[ACTIVITY]:
Write the data out again, character for character, with no images.

[[ DATA SECTION, beginning ]]

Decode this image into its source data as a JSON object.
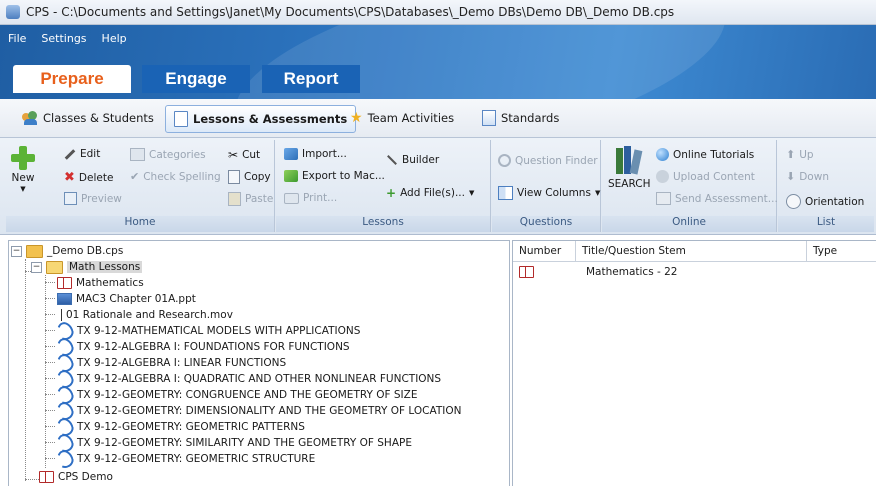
{
  "window": {
    "title": "CPS - C:\\Documents and Settings\\Janet\\My Documents\\CPS\\Databases\\_Demo DBs\\Demo DB\\_Demo DB.cps"
  },
  "menu": [
    "File",
    "Settings",
    "Help"
  ],
  "mode_tabs": [
    "Prepare",
    "Engage",
    "Report"
  ],
  "sub_tabs": [
    "Classes & Students",
    "Lessons & Assessments",
    "Team Activities",
    "Standards"
  ],
  "ribbon": {
    "home": {
      "label": "Home",
      "new": "New",
      "edit": "Edit",
      "delete": "Delete",
      "preview": "Preview",
      "categories": "Categories",
      "check_spelling": "Check Spelling",
      "cut": "Cut",
      "copy": "Copy",
      "paste": "Paste"
    },
    "lessons": {
      "label": "Lessons",
      "import": "Import...",
      "export": "Export to Mac...",
      "print": "Print...",
      "builder": "Builder",
      "add_files": "Add File(s)..."
    },
    "questions": {
      "label": "Questions",
      "finder": "Question Finder",
      "view_columns": "View Columns"
    },
    "online": {
      "label": "Online",
      "search": "SEARCH",
      "tutorials": "Online Tutorials",
      "upload": "Upload Content",
      "send": "Send Assessment..."
    },
    "list": {
      "label": "List",
      "up": "Up",
      "down": "Down",
      "orientation": "Orientation"
    }
  },
  "tree": {
    "root": "_Demo DB.cps",
    "folder": "Math Lessons",
    "items": [
      "Mathematics",
      "MAC3 Chapter 01A.ppt",
      "01 Rationale and Research.mov",
      "TX 9-12-MATHEMATICAL MODELS WITH APPLICATIONS",
      "TX 9-12-ALGEBRA I: FOUNDATIONS FOR FUNCTIONS",
      "TX 9-12-ALGEBRA I: LINEAR FUNCTIONS",
      "TX 9-12-ALGEBRA I: QUADRATIC AND OTHER NONLINEAR FUNCTIONS",
      "TX 9-12-GEOMETRY: CONGRUENCE AND THE GEOMETRY OF SIZE",
      "TX 9-12-GEOMETRY: DIMENSIONALITY AND THE GEOMETRY OF LOCATION",
      "TX 9-12-GEOMETRY: GEOMETRIC PATTERNS",
      "TX 9-12-GEOMETRY: SIMILARITY AND THE GEOMETRY OF SHAPE",
      "TX 9-12-GEOMETRY: GEOMETRIC STRUCTURE"
    ],
    "last": "CPS Demo"
  },
  "list": {
    "columns": [
      "Number",
      "Title/Question Stem",
      "Type"
    ],
    "rows": [
      {
        "title": "Mathematics - 22"
      }
    ]
  }
}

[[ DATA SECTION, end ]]

[RESULT]:
Decode this image into its source data as a JSON object.
{
  "window": {
    "title": "CPS - C:\\Documents and Settings\\Janet\\My Documents\\CPS\\Databases\\_Demo DBs\\Demo DB\\_Demo DB.cps"
  },
  "menu": [
    "File",
    "Settings",
    "Help"
  ],
  "mode_tabs": [
    "Prepare",
    "Engage",
    "Report"
  ],
  "sub_tabs": [
    "Classes & Students",
    "Lessons & Assessments",
    "Team Activities",
    "Standards"
  ],
  "ribbon": {
    "home": {
      "label": "Home",
      "new": "New",
      "edit": "Edit",
      "delete": "Delete",
      "preview": "Preview",
      "categories": "Categories",
      "check_spelling": "Check Spelling",
      "cut": "Cut",
      "copy": "Copy",
      "paste": "Paste"
    },
    "lessons": {
      "label": "Lessons",
      "import": "Import...",
      "export": "Export to Mac...",
      "print": "Print...",
      "builder": "Builder",
      "add_files": "Add File(s)..."
    },
    "questions": {
      "label": "Questions",
      "finder": "Question Finder",
      "view_columns": "View Columns"
    },
    "online": {
      "label": "Online",
      "search": "SEARCH",
      "tutorials": "Online Tutorials",
      "upload": "Upload Content",
      "send": "Send Assessment..."
    },
    "list": {
      "label": "List",
      "up": "Up",
      "down": "Down",
      "orientation": "Orientation"
    }
  },
  "tree": {
    "root": "_Demo DB.cps",
    "folder": "Math Lessons",
    "items": [
      "Mathematics",
      "MAC3 Chapter 01A.ppt",
      "01 Rationale and Research.mov",
      "TX 9-12-MATHEMATICAL MODELS WITH APPLICATIONS",
      "TX 9-12-ALGEBRA I: FOUNDATIONS FOR FUNCTIONS",
      "TX 9-12-ALGEBRA I: LINEAR FUNCTIONS",
      "TX 9-12-ALGEBRA I: QUADRATIC AND OTHER NONLINEAR FUNCTIONS",
      "TX 9-12-GEOMETRY: CONGRUENCE AND THE GEOMETRY OF SIZE",
      "TX 9-12-GEOMETRY: DIMENSIONALITY AND THE GEOMETRY OF LOCATION",
      "TX 9-12-GEOMETRY: GEOMETRIC PATTERNS",
      "TX 9-12-GEOMETRY: SIMILARITY AND THE GEOMETRY OF SHAPE",
      "TX 9-12-GEOMETRY: GEOMETRIC STRUCTURE"
    ],
    "last": "CPS Demo"
  },
  "list": {
    "columns": [
      "Number",
      "Title/Question Stem",
      "Type"
    ],
    "rows": [
      {
        "title": "Mathematics - 22"
      }
    ]
  }
}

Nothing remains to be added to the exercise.